Task prompt
Omitting the pictures, print every line below exactly as it stands.
***** Dataset extract
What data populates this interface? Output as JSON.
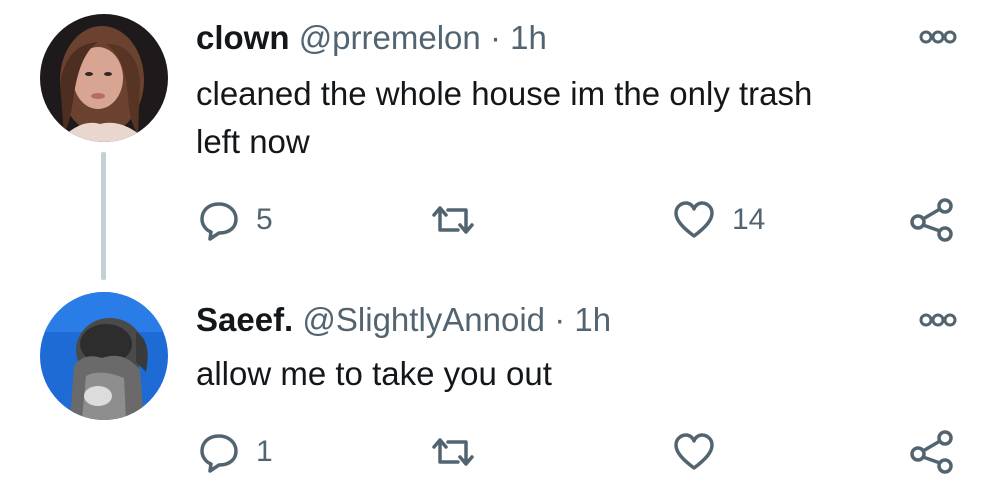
{
  "tweets": [
    {
      "name": "clown",
      "handle": "@prremelon",
      "separator": "·",
      "time": "1h",
      "text": "cleaned the whole house im the only trash\nleft now",
      "reply_count": "5",
      "like_count": "14",
      "avatar_icon": "user-avatar-photo"
    },
    {
      "name": "Saeef.",
      "handle": "@SlightlyAnnoid",
      "separator": "·",
      "time": "1h",
      "text": "allow me to take you out",
      "reply_count": "1",
      "like_count": "",
      "avatar_icon": "user-avatar-photo"
    }
  ],
  "icons": {
    "reply": "reply-bubble-icon",
    "retweet": "retweet-icon",
    "like": "heart-icon",
    "share": "share-icon",
    "more": "more-dots-icon"
  },
  "colors": {
    "text": "#14171a",
    "muted": "#536471",
    "thread_line": "#c4cfd6"
  }
}
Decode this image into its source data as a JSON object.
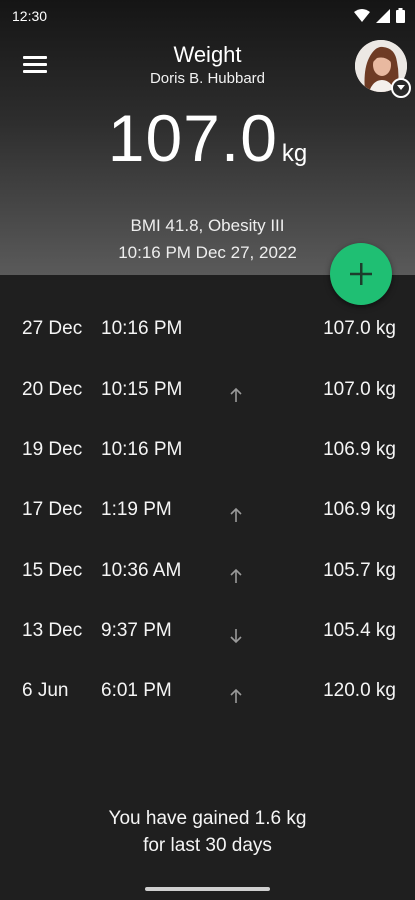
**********
Output of the exercise
What data populates this interface? Output as JSON.
{
  "tweets": [
    {
      "name": "clown",
      "handle": "@prremelon",
      "separator": "·",
      "time": "1h",
      "text": "cleaned the whole house im the only trash\nleft now",
      "reply_count": "5",
      "like_count": "14",
      "avatar_icon": "user-avatar-photo"
    },
    {
      "name": "Saeef.",
      "handle": "@SlightlyAnnoid",
      "separator": "·",
      "time": "1h",
      "text": "allow me to take you out",
      "reply_count": "1",
      "like_count": "",
      "avatar_icon": "user-avatar-photo"
    }
  ],
  "icons": {
    "reply": "reply-bubble-icon",
    "retweet": "retweet-icon",
    "like": "heart-icon",
    "share": "share-icon",
    "more": "more-dots-icon"
  },
  "colors": {
    "text": "#14171a",
    "muted": "#536471",
    "thread_line": "#c4cfd6"
  }
}
Decode this image into its source data as a JSON object.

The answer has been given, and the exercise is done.